*** Data shown ***
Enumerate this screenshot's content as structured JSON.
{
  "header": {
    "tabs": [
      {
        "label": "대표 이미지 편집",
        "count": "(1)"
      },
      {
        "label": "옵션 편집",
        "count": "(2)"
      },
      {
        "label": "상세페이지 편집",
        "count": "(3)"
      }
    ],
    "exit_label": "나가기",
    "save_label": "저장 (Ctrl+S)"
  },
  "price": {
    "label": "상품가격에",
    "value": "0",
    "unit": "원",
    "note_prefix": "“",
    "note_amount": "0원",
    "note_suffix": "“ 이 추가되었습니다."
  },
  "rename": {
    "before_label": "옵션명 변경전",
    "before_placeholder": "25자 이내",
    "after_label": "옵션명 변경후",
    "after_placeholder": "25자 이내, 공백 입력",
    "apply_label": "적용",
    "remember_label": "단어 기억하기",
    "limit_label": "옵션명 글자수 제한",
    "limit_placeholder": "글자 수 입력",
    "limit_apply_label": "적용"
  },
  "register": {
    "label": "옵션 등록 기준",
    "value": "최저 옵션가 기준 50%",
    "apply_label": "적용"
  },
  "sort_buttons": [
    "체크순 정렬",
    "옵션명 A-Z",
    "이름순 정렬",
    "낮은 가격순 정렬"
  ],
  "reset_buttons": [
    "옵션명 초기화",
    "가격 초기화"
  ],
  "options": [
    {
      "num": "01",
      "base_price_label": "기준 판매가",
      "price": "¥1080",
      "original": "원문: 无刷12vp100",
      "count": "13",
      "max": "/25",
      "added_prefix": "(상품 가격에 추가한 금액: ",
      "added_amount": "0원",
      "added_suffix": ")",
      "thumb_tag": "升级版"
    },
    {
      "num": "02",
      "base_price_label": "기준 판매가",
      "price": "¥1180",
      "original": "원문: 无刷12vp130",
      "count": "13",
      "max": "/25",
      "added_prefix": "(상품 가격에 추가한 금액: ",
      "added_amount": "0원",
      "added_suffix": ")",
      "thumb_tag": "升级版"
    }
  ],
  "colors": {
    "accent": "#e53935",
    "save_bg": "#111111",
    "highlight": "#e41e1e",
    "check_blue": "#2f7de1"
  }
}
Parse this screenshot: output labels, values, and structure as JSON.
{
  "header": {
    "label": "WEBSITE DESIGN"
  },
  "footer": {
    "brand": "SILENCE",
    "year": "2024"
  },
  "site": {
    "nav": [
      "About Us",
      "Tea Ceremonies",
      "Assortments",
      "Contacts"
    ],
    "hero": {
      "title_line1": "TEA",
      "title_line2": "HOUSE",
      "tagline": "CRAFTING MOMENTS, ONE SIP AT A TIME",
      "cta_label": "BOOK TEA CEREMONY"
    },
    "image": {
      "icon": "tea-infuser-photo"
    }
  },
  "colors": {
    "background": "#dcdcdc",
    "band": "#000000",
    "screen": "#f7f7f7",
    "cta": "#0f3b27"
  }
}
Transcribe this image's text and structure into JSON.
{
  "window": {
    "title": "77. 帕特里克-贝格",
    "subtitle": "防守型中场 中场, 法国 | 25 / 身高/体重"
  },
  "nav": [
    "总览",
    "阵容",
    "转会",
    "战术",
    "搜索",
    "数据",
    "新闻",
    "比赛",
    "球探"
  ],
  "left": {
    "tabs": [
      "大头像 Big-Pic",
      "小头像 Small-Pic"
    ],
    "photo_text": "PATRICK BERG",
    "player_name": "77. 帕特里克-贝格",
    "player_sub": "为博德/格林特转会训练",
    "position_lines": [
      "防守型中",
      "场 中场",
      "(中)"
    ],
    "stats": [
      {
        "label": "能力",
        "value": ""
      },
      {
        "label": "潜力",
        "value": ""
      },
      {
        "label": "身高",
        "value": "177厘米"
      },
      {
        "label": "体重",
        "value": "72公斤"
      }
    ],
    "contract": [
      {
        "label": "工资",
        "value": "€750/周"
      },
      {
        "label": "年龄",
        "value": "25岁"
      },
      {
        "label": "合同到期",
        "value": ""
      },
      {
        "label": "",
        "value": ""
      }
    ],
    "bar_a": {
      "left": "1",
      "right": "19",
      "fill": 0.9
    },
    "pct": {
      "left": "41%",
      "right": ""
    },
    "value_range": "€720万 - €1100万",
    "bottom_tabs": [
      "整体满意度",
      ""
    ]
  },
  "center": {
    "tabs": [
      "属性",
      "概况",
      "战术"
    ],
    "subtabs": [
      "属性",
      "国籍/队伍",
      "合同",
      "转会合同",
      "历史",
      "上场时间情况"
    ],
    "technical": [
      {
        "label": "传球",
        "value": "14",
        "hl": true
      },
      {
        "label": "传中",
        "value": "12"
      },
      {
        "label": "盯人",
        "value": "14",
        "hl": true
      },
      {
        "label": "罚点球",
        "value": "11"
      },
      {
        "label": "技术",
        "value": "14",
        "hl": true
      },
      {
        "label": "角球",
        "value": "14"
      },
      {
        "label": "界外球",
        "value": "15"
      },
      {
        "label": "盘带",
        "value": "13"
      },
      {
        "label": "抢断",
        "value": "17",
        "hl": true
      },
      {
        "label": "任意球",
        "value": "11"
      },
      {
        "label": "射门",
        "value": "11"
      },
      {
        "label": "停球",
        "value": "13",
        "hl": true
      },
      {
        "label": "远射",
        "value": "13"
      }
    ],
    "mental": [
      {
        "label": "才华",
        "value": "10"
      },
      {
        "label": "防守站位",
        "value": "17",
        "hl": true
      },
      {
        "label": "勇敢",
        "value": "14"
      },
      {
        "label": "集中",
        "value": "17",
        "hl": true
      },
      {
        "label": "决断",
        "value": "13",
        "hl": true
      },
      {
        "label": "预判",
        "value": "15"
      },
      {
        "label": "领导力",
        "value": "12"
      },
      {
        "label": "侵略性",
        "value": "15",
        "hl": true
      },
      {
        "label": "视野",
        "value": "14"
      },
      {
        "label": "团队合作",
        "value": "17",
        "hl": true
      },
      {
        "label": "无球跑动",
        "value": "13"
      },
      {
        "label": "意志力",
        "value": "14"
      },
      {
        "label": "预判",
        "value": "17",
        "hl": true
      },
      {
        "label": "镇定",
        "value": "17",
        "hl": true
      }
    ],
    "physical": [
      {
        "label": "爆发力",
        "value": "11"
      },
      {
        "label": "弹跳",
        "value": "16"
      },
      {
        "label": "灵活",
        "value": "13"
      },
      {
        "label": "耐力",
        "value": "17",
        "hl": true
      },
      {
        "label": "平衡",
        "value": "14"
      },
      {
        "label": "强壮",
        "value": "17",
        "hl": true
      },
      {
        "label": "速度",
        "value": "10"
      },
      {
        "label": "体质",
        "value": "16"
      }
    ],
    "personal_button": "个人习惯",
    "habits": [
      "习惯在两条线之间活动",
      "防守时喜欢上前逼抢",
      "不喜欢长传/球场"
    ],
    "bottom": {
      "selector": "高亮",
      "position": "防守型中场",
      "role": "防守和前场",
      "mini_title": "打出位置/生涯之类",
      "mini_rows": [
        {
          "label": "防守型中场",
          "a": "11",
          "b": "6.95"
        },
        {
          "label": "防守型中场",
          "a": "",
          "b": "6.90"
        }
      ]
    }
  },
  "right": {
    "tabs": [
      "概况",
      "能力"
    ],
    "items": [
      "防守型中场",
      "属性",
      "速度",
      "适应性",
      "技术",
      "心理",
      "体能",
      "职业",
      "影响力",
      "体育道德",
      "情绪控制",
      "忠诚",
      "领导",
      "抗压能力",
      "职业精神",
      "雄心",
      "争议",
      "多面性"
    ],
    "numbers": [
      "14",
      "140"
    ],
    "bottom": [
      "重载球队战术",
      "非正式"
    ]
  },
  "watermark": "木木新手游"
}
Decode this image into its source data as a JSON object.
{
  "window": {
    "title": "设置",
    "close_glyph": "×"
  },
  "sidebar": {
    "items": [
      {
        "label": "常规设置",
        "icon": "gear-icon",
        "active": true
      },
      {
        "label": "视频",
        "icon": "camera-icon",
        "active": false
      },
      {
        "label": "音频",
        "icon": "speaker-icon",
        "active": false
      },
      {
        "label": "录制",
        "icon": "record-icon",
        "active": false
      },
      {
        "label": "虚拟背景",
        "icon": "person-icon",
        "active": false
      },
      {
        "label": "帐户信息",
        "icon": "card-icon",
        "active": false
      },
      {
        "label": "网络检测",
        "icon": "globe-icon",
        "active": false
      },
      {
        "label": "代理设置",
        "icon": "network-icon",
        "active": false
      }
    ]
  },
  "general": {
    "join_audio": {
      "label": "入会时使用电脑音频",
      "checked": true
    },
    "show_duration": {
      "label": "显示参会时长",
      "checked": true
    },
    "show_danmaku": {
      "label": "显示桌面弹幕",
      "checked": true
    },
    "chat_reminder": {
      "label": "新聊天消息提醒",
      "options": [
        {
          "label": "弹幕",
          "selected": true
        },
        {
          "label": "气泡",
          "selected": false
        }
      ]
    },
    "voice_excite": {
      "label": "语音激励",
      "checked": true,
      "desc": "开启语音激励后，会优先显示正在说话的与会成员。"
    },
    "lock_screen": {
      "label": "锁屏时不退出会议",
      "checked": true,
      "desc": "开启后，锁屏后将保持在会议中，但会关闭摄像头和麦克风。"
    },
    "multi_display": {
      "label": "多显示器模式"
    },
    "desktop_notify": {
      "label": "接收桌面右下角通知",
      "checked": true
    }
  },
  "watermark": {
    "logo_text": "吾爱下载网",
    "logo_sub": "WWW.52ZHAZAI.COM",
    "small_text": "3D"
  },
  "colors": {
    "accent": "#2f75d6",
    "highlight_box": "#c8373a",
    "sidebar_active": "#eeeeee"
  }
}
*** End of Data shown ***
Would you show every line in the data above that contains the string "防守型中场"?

    "subtitle": "防守型中场 中场, 法国 | 25 / 身高/体重"
      "position": "防守型中场",
          "label": "防守型中场",
          "label": "防守型中场",
      "防守型中场",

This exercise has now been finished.